Apply Grandma’s Rule & Use “when/then”Work first, then play:When the lawn is mowed, then we’ll go to the skate park.”
Model that a little discomfort is not to be feared or avoided“You don’t want to do your homework. I also have a work report to complete that I wish I could skip. I would be happy to work side by side at the dining table, you game?” Essential message: Both children and adults don’t always like to do what needs to be done and they do it anyway.
Use humor: In this case, in the form of short note“Dear Jack, The family keeps tripping over me. It is humiliating to lie in the middle of the entry. When you take me off, would you hang me on my hook? With love and gratitude, Your Jacket”
Invite the child to engage in outlining the plan“What’s your plan for completing your homework?”“I’m worried that I’m more concerned about your grades/assignments than you are. I don’t like hearing myself remind (nag) you about your work. Could we plan to talk later today about what is important to you and what your goals are? I want to support you and also make sure you (not I) are in the driver’s seat for your life.”
Be quiet, friendly, and use nonverbal communicationPoint to your watch. Smile knowingly. Give a hug. Point to your watch again.
Say it once, then act.
Leave off the shame/blame
Delivered calmly, quietly, clearly: “Chips are for eating. When food is thrown, lunch is over. It’s your choice.”  Be ready to pack it up without adding shame.
Act “as if”and give positive power“The clock says it is time to go out the door. I’m going to put on my shoes and jacket and head to the car. Should we drive the route by the fountain or town?”
Give encouragementNotice what is working. Express appreciation and acknowledge effort. Give special time.

Notice how many of the limit setting strategies follow the essential principle: 

Act more, talk less.

When it comes to setting and upholding limits, actions and gentle, firm follow-through speak louder than lectures. 

What Strategies Resonate with You? 

Remember, you are the “just right” caregiver for the children in your life. When considering the list above, what one or two suggestions might you take with you and practice more? What tidbits might you fold into your way of parenting and make your own? 

Put yourself back in that alternate society we imagined in the opening of this blog, where arbitrary limits and inconsistent enforcement of rules were stifling and oppressive. Take a moment to give yourself a pat of encouragement for being the kind of adult who brings thought and care to the children in your life, so they can grow up to be fair and respectful citizens of our world. 

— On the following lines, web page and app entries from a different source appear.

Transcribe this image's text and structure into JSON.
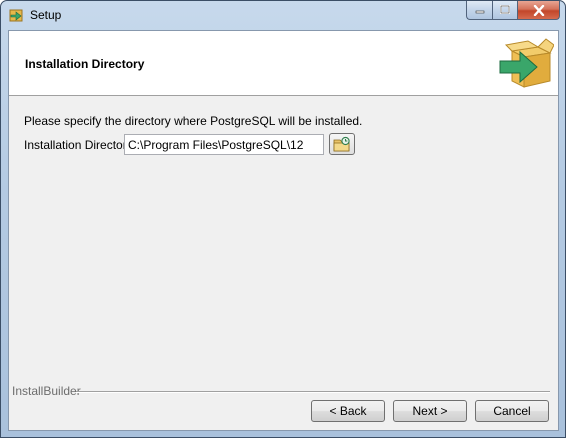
{
  "window": {
    "title": "Setup",
    "icon": "setup-installer-icon",
    "controls": [
      "minimize-icon",
      "maximize-icon",
      "close-icon"
    ]
  },
  "header": {
    "title": "Installation Directory",
    "logo": "box-arrow-icon"
  },
  "body": {
    "prompt": "Please specify the directory where PostgreSQL will be installed.",
    "directory_label": "Installation Directory",
    "directory_value": "C:\\Program Files\\PostgreSQL\\12",
    "browse_icon": "folder-browse-icon"
  },
  "footer": {
    "brand": "InstallBuilder",
    "back_label": "< Back",
    "next_label": "Next >",
    "cancel_label": "Cancel"
  },
  "colors": {
    "accent_green": "#3aa66a",
    "box_yellow": "#e6b84a",
    "close_red": "#c2462a"
  }
}
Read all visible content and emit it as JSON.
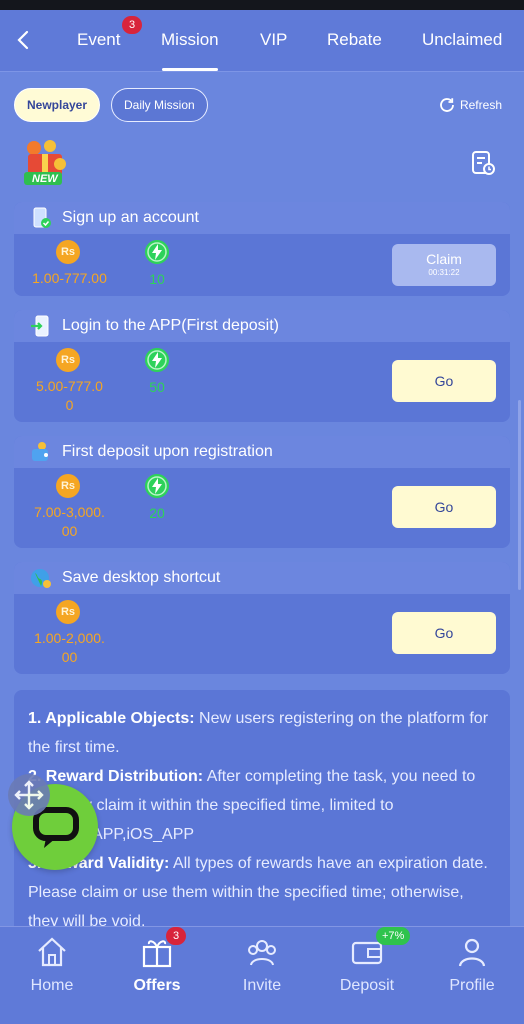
{
  "topnav": {
    "tabs": [
      {
        "label": "Event",
        "badge": "3"
      },
      {
        "label": "Mission",
        "active": true
      },
      {
        "label": "VIP"
      },
      {
        "label": "Rebate"
      },
      {
        "label": "Unclaimed"
      }
    ]
  },
  "subnav": {
    "pills": [
      "Newplayer",
      "Daily Mission"
    ],
    "refresh_label": "Refresh"
  },
  "gift_badge": "NEW",
  "missions": [
    {
      "title": "Sign up an account",
      "coin_symbol": "Rs",
      "amount": "1.00-777.00",
      "points": "10",
      "button": "Claim",
      "timer": "00:31:22"
    },
    {
      "title": "Login to the APP(First deposit)",
      "coin_symbol": "Rs",
      "amount_lines": [
        "5.00-777.0",
        "0"
      ],
      "points": "50",
      "button": "Go"
    },
    {
      "title": "First deposit upon registration",
      "coin_symbol": "Rs",
      "amount_lines": [
        "7.00-3,000.",
        "00"
      ],
      "points": "20",
      "button": "Go"
    },
    {
      "title": "Save desktop shortcut",
      "coin_symbol": "Rs",
      "amount_lines": [
        "1.00-2,000.",
        "00"
      ],
      "button": "Go"
    }
  ],
  "rules": {
    "r1_label": "1. Applicable Objects:",
    "r1_text": " New users registering on the platform for the first time.",
    "r2_label": "2. Reward Distribution:",
    "r2_text": " After completing the task, you need to manually claim it within the specified time, limited to Android_APP,iOS_APP",
    "r3_label": "3. Reward Validity:",
    "r3_text": " All types of rewards have an expiration date. Please claim or use them within the specified time; otherwise, they will be void."
  },
  "bottombar": {
    "items": [
      "Home",
      "Offers",
      "Invite",
      "Deposit",
      "Profile"
    ],
    "offers_badge": "3",
    "deposit_badge": "+7%"
  },
  "colors": {
    "background": "#6a86de",
    "gold": "#f5a623",
    "green": "#2ed25a",
    "button": "#fffad2"
  }
}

1 Reference from Parenting with Courage and UNcommon Sense by Emory Luce Baldwin and Linda E. Jessup; 2015.

2Adapted from Rules in School: Teaching Discipline in the Responsive Classroom by Kathryn Brady, Mary Beth Forton, and Deborah Porter; 2011